Much of the research has important limitations that warrant caution when interpreting results, such as small sample size, biased samples, inadequate dietary assessment, and a strong likelihood of confounding. There is no robust evidence on disease outcomes, and most of the evidence is related to lipid profiles.
Need they say more?
Relevance of findings
So for argument’s sake, let’s take into consideration the findings that coconut oil does increase LDL-C. What does it mean for the average Joe? Well… it’s hard to say. Considering that the reported studies cited only a slight increase in LDL-C levels (ranging from 0.6 to 2.1 mg/dL), the relevance and applicability of these findings should be taken with a grain of salt. While the statistical significance is impacted if coconut oil raises LDL-C by 4.2 mmol/L compared to 3.9 mmol/L from safflower oil (12), in real life this finding is arguably negligible.
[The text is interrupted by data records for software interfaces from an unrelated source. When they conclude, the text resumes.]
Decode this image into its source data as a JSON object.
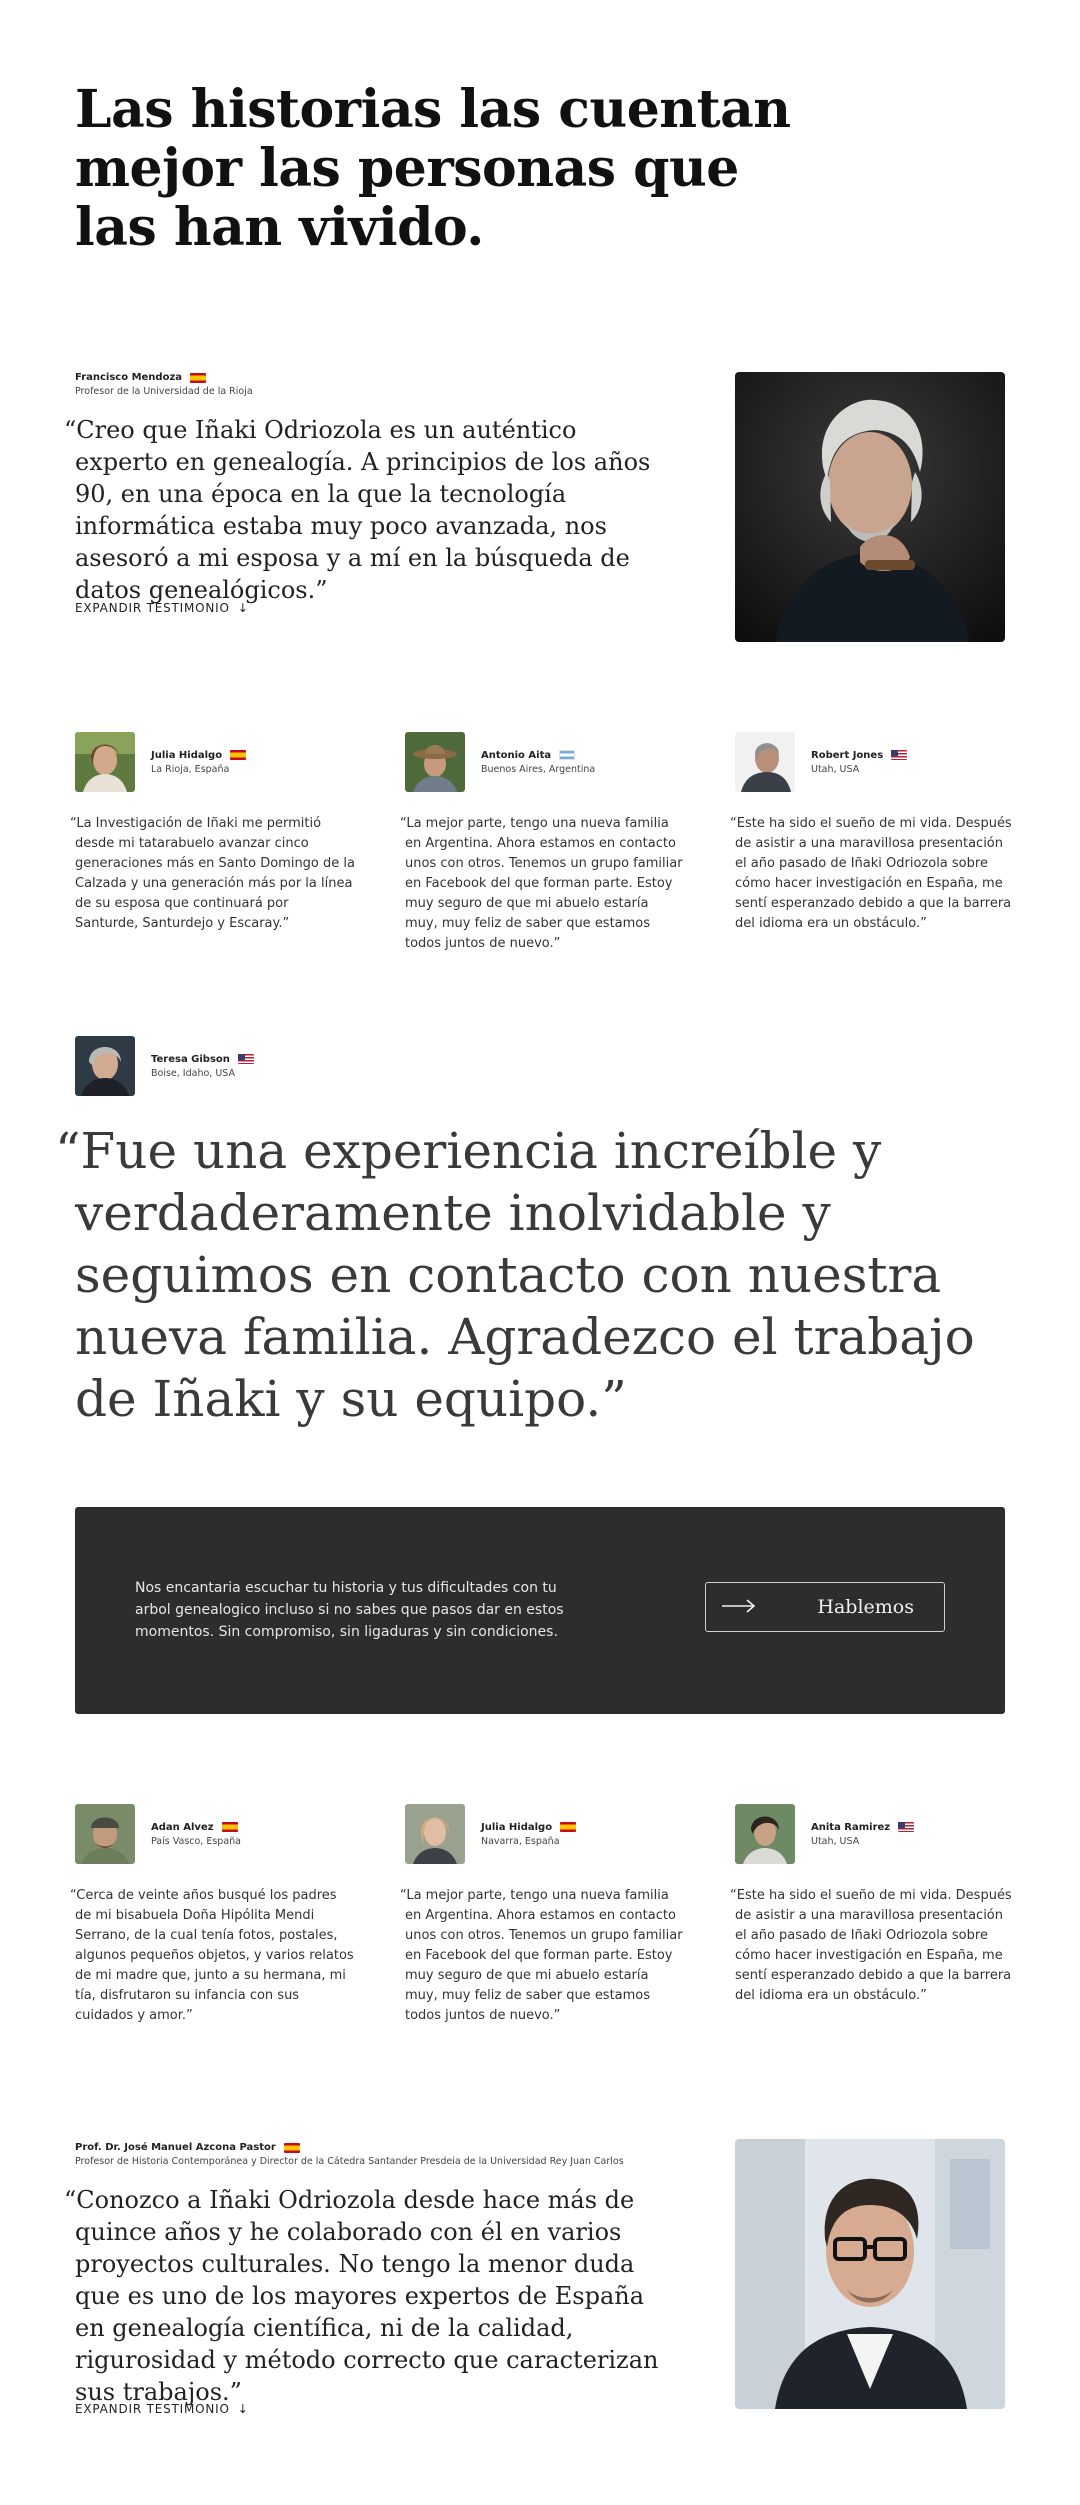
{
  "hero": {
    "title": "Las historias las cuentan mejor las personas que las han vivido."
  },
  "testimonial_top": {
    "name": "Francisco Mendoza",
    "flag": "es",
    "role": "Profesor de la Universidad de la Rioja",
    "quote": "“Creo que Iñaki Odriozola es un auténtico experto en genealogía. A principios de los años 90, en una época en la que la tecnología informática estaba muy poco avanzada, nos asesoró a mi esposa y a mí en la búsqueda de datos genealógicos.”",
    "expand_label": "EXPANDIR TESTIMONIO",
    "expand_icon": "arrow-down-icon"
  },
  "cards_row1": [
    {
      "name": "Julia Hidalgo",
      "flag": "es",
      "location": "La Rioja, España",
      "text": "“La Investigación de Iñaki me permitió desde mi tatarabuelo avanzar cinco generaciones más en Santo Domingo de la Calzada y una generación más por la línea de su esposa que continuará por Santurde, Santurdejo y Escaray.”"
    },
    {
      "name": "Antonio Aita",
      "flag": "ar",
      "location": "Buenos Aires, Argentina",
      "text": "“La mejor parte, tengo una nueva familia en Argentina. Ahora estamos en contacto unos con otros. Tenemos un grupo familiar en Facebook del que forman parte. Estoy muy seguro de que mi abuelo estaría muy, muy feliz de saber que estamos todos juntos de nuevo.”"
    },
    {
      "name": "Robert Jones",
      "flag": "us",
      "location": "Utah, USA",
      "text": "“Este ha sido el sueño de mi vida. Después de asistir a una maravillosa presentación el año pasado de Iñaki Odriozola sobre cómo hacer investigación en España, me sentí esperanzado debido a que la barrera del idioma era un obstáculo.”"
    }
  ],
  "featured": {
    "name": "Teresa Gibson",
    "flag": "us",
    "location": "Boise, Idaho, USA",
    "quote": "“Fue una experiencia increíble y verdaderamente inolvidable y seguimos en contacto con nuestra nueva familia. Agradezco el trabajo de Iñaki y su equipo.”"
  },
  "cta": {
    "text": "Nos encantaria escuchar tu historia y tus dificultades con tu arbol genealogico incluso si no sabes que pasos dar en estos momentos. Sin compromiso, sin ligaduras y sin condiciones.",
    "button_label": "Hablemos",
    "button_icon": "arrow-right-icon"
  },
  "cards_row2": [
    {
      "name": "Adan Alvez",
      "flag": "es",
      "location": "País Vasco, España",
      "text": "“Cerca de veinte años busqué los padres de mi bisabuela Doña Hipólita Mendi Serrano, de la cual tenía fotos, postales, algunos pequeños objetos, y varios relatos de mi madre que, junto a su hermana, mi tía, disfrutaron su infancia con sus cuidados y amor.”"
    },
    {
      "name": "Julia Hidalgo",
      "flag": "es",
      "location": "Navarra, España",
      "text": "“La mejor parte, tengo una nueva familia en Argentina. Ahora estamos en contacto unos con otros. Tenemos un grupo familiar en Facebook del que forman parte. Estoy muy seguro de que mi abuelo estaría muy, muy feliz de saber que estamos todos juntos de nuevo.”"
    },
    {
      "name": "Anita Ramirez",
      "flag": "us",
      "location": "Utah, USA",
      "text": "“Este ha sido el sueño de mi vida. Después de asistir a una maravillosa presentación el año pasado de Iñaki Odriozola sobre cómo hacer investigación en España, me sentí esperanzado debido a que la barrera del idioma era un obstáculo.”"
    }
  ],
  "testimonial_bottom": {
    "name": "Prof. Dr. José Manuel Azcona Pastor",
    "flag": "es",
    "role": "Profesor de Historia Contemporánea y Director de la Cátedra Santander Presdeia de la Universidad Rey Juan Carlos",
    "quote": "“Conozco a Iñaki Odriozola desde hace más de quince años y he colaborado con él en varios proyectos culturales. No tengo la menor duda que es uno de los mayores expertos de España en genealogía científica, ni de la calidad, rigurosidad y método correcto que caracterizan sus trabajos.”",
    "expand_label": "EXPANDIR TESTIMONIO",
    "expand_icon": "arrow-down-icon"
  }
}
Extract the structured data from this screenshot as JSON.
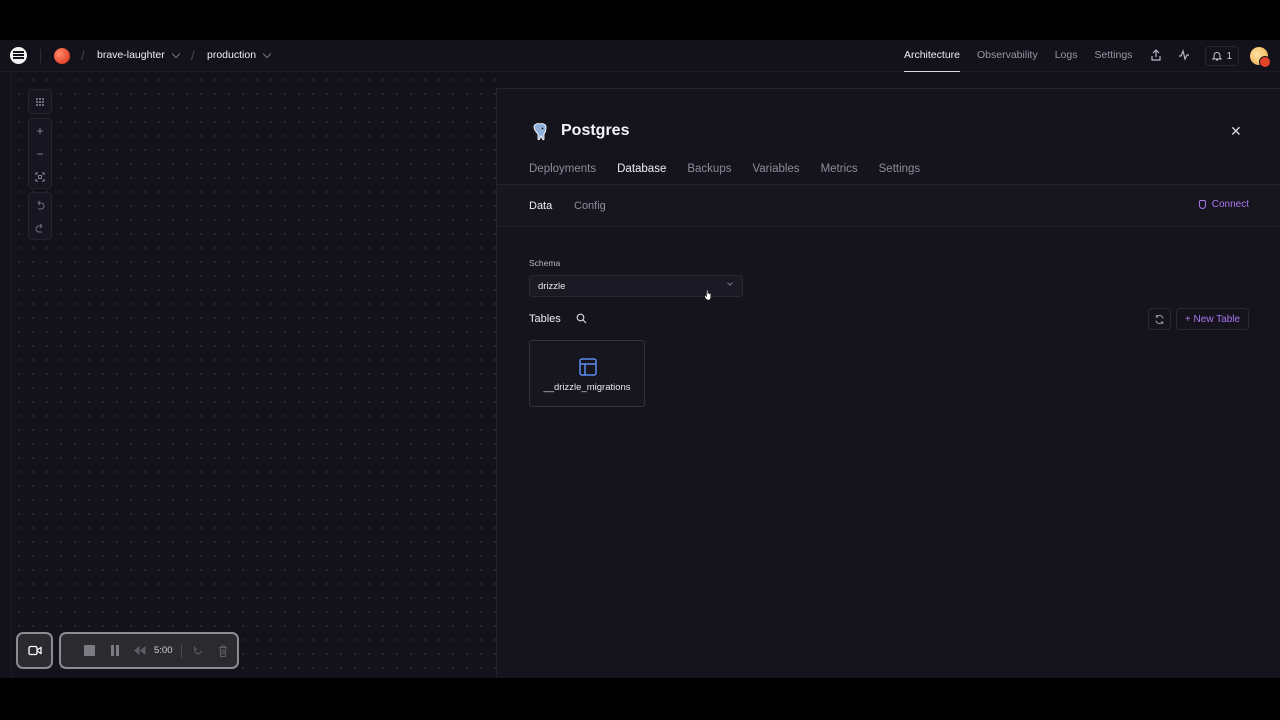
{
  "topnav": {
    "project": "brave-laughter",
    "environment": "production",
    "links": [
      "Architecture",
      "Observability",
      "Logs",
      "Settings"
    ],
    "active_link": "Architecture",
    "notification_count": "1",
    "icons": [
      "share-icon",
      "activity-icon",
      "bell-icon"
    ]
  },
  "canvas_tools": {
    "group1": [
      "grid-icon"
    ],
    "group2": [
      "zoom-in-icon",
      "zoom-out-icon",
      "fit-screen-icon"
    ],
    "group3": [
      "undo-icon",
      "redo-icon"
    ]
  },
  "panel": {
    "title": "Postgres",
    "tabs": [
      "Deployments",
      "Database",
      "Backups",
      "Variables",
      "Metrics",
      "Settings"
    ],
    "active_tab": "Database",
    "subtabs": [
      "Data",
      "Config"
    ],
    "active_subtab": "Data",
    "connect_label": "Connect",
    "schema_label": "Schema",
    "schema_value": "drizzle",
    "tables_title": "Tables",
    "new_table_label": "+ New Table",
    "tables": [
      "__drizzle_migrations"
    ]
  },
  "recorder": {
    "time": "5:00"
  },
  "colors": {
    "accent": "#a778f0",
    "background": "#13111a",
    "table_icon": "#5b8df0"
  }
}
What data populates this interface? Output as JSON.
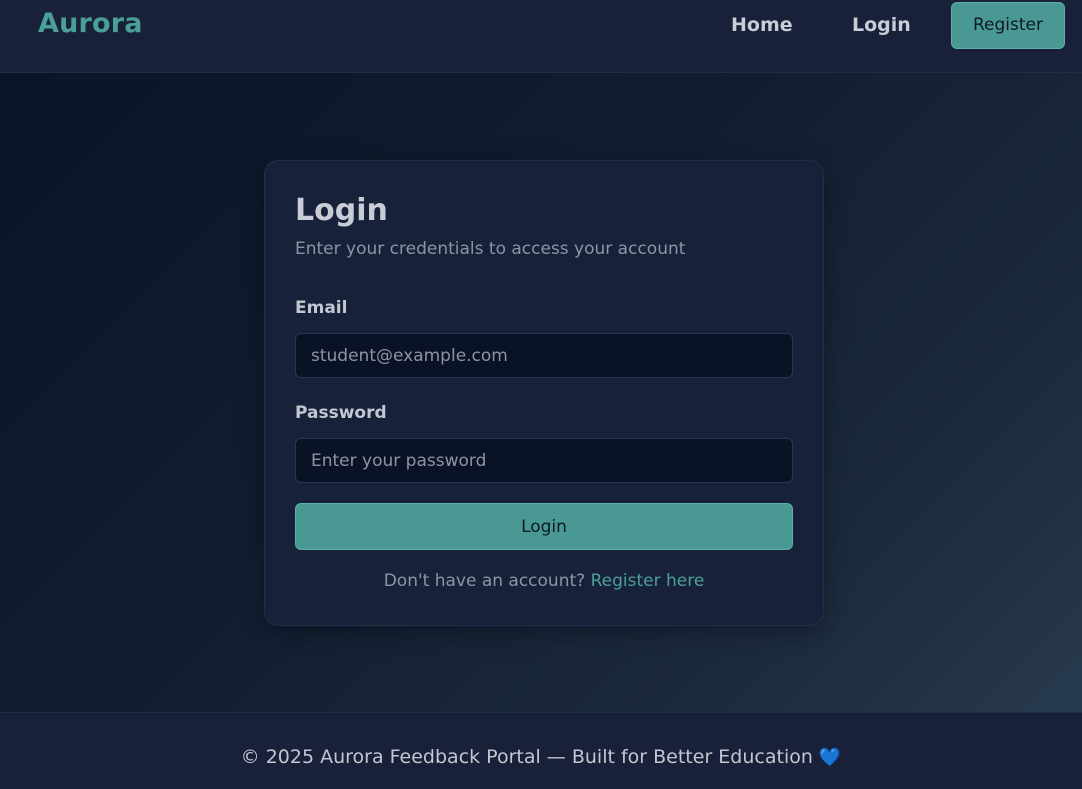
{
  "header": {
    "brand": "Aurora",
    "nav": {
      "home": "Home",
      "login": "Login",
      "register": "Register"
    }
  },
  "login_card": {
    "title": "Login",
    "subtitle": "Enter your credentials to access your account",
    "email": {
      "label": "Email",
      "value": "",
      "placeholder": "student@example.com"
    },
    "password": {
      "label": "Password",
      "value": "",
      "placeholder": "Enter your password"
    },
    "submit_label": "Login",
    "register_prompt": "Don't have an account?",
    "register_link": "Register here"
  },
  "footer": {
    "text": "© 2025 Aurora Feedback Portal — Built for Better Education",
    "heart_icon": "blue-heart-icon",
    "heart_glyph": "💙"
  },
  "colors": {
    "accent": "#4a9894",
    "brand_text": "#4aa099",
    "navbar_bg": "#18203a",
    "card_bg": "#18213a",
    "input_bg": "#0a1226",
    "heart": "#3a6fd8"
  }
}
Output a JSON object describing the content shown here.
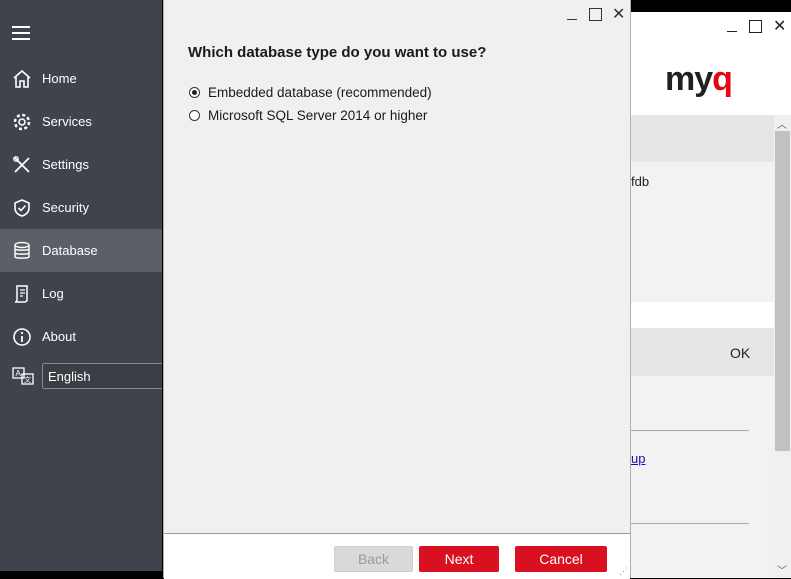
{
  "sidebar": {
    "items": [
      {
        "label": "Home",
        "icon": "home-icon"
      },
      {
        "label": "Services",
        "icon": "gear-icon"
      },
      {
        "label": "Settings",
        "icon": "wrench-screwdriver-icon"
      },
      {
        "label": "Security",
        "icon": "shield-check-icon"
      },
      {
        "label": "Database",
        "icon": "database-icon",
        "active": true
      },
      {
        "label": "Log",
        "icon": "log-icon"
      },
      {
        "label": "About",
        "icon": "info-icon"
      }
    ],
    "language": {
      "icon": "translate-icon",
      "value": "English"
    }
  },
  "background_window": {
    "logo_text": "myq",
    "partial_text": "fdb",
    "ok_label": "OK",
    "link_text": "up"
  },
  "dialog": {
    "question": "Which database type do you want to use?",
    "options": [
      {
        "label": "Embedded database (recommended)",
        "selected": true
      },
      {
        "label": "Microsoft SQL Server 2014 or higher",
        "selected": false
      }
    ],
    "buttons": {
      "back": "Back",
      "next": "Next",
      "cancel": "Cancel"
    }
  },
  "colors": {
    "accent": "#d8101f",
    "sidebar_bg": "#3f434b",
    "sidebar_active": "#5b5f68"
  }
}
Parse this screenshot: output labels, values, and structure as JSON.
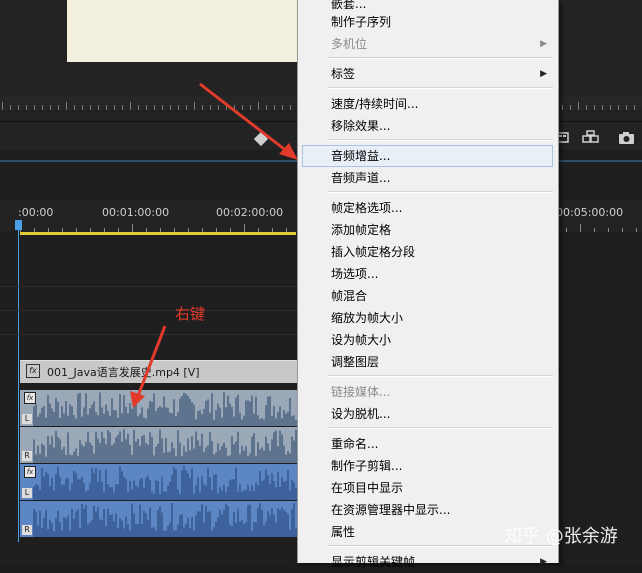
{
  "timeline": {
    "timecodes": [
      ":00:00",
      "00:01:00:00",
      "00:02:00:00",
      "00:05:00:00"
    ],
    "video_clip_label": "001_Java语言发展史.mp4 [V]",
    "fx_label": "fx",
    "channel_labels": [
      "L",
      "R",
      "L",
      "R"
    ]
  },
  "annotation": {
    "text": "右键",
    "color": "#e23a2b"
  },
  "context_menu": {
    "items": [
      {
        "label": "嵌套...",
        "disabled": false,
        "submenu": false
      },
      {
        "label": "制作子序列",
        "disabled": false,
        "submenu": false
      },
      {
        "label": "多机位",
        "disabled": true,
        "submenu": true
      },
      {
        "label": "标签",
        "disabled": false,
        "submenu": true
      },
      {
        "label": "速度/持续时间...",
        "disabled": false,
        "submenu": false
      },
      {
        "label": "移除效果...",
        "disabled": false,
        "submenu": false
      },
      {
        "label": "音频增益...",
        "disabled": false,
        "submenu": false,
        "highlight": true
      },
      {
        "label": "音频声道...",
        "disabled": false,
        "submenu": false
      },
      {
        "label": "帧定格选项...",
        "disabled": false,
        "submenu": false
      },
      {
        "label": "添加帧定格",
        "disabled": false,
        "submenu": false
      },
      {
        "label": "插入帧定格分段",
        "disabled": false,
        "submenu": false
      },
      {
        "label": "场选项...",
        "disabled": false,
        "submenu": false
      },
      {
        "label": "帧混合",
        "disabled": false,
        "submenu": false
      },
      {
        "label": "缩放为帧大小",
        "disabled": false,
        "submenu": false
      },
      {
        "label": "设为帧大小",
        "disabled": false,
        "submenu": false
      },
      {
        "label": "调整图层",
        "disabled": false,
        "submenu": false
      },
      {
        "label": "链接媒体...",
        "disabled": true,
        "submenu": false
      },
      {
        "label": "设为脱机...",
        "disabled": false,
        "submenu": false
      },
      {
        "label": "重命名...",
        "disabled": false,
        "submenu": false
      },
      {
        "label": "制作子剪辑...",
        "disabled": false,
        "submenu": false
      },
      {
        "label": "在项目中显示",
        "disabled": false,
        "submenu": false
      },
      {
        "label": "在资源管理器中显示...",
        "disabled": false,
        "submenu": false
      },
      {
        "label": "属性",
        "disabled": false,
        "submenu": false
      },
      {
        "label": "显示剪辑关键帧",
        "disabled": false,
        "submenu": true
      }
    ]
  },
  "watermark": "知乎 @张余游",
  "icons": {
    "submenu_arrow": "triangle-right-icon",
    "transport": [
      "film-strip-icon",
      "multi-camera-icon",
      "camera-icon"
    ]
  }
}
As I’ve discussed in a previous blog post, cholesterol is needed for numerous functions including the synthesis of hormones and vitamin D, synthesis of bile acids (to help us digest foods) and to protect cells from damage. To be abundantly clear, we all need optimal levels of cholesterol in order for our bodies to run smoothly – in fact, some studies even suggest that higher cholesterol levels may be protective (13, 14) particularly in the elderly (15), which is the most targeted population for reduction of cholesterol! One study even found that out of 136,905 hospitalizations from 2000 – 2006 associated with coronary artery disease (CAD) almost half of patients had normal LDL cholesterol (16).
These contrasting findings serve to highlight that nothing is as straightforward as it seems, urging us to carefully revisit this war on cholesterol.
Should you switch to vegetable oils?
The recommendation then naturally follows to substitute coconut oil with plant oils, such as olive oil, safflower, corn oil and soybean oil. The idea that vegetable oils are better than saturated fats (like coconut oil) stems from the findings that they lower total cholesterol and LDL-C (as cited by the AHA), so they presumably reduce our overall risk of heart disease. But as I previously outlined, that’s only a small piece of the puzzle.
While olive oil has been shown to possess numerous health properties, including decreasing the risk of CVD, due to its monounsaturated fatty acid and antioxidant profile (17, 18, 19), other vegetable oils have been linked to increased inflammation, which actually increases the risk for CVD, as previously discussed.
The link between vegetable oils and inflammation is attributed to its higher content of omega 6’s (pro-inflammatory fatty acids) which are more easily oxidized, thus promoting inflammation. That’s without even considering the fact that the majority of these oils are partially hydrogenated (trans fats!) and heavily processed further contributing to a less than ideal inflammatory profile in the body (20, 21).
So… is coconut oil bad for you? NO! While you shouldn’t be pouring down coconut oil like it’s water in a desert, moderate amounts in cooking, baking, and dressings would most likely do you no harm. But you know what IS bad for you?
to have a diet high in refined sugar, processed foods, conventional meat and stress, and low in fruits and vegetables, physical activity, adequate sleep and fun!
In the grand scheme of things, coconut oil is literally just a tablespoon in your oversized plate.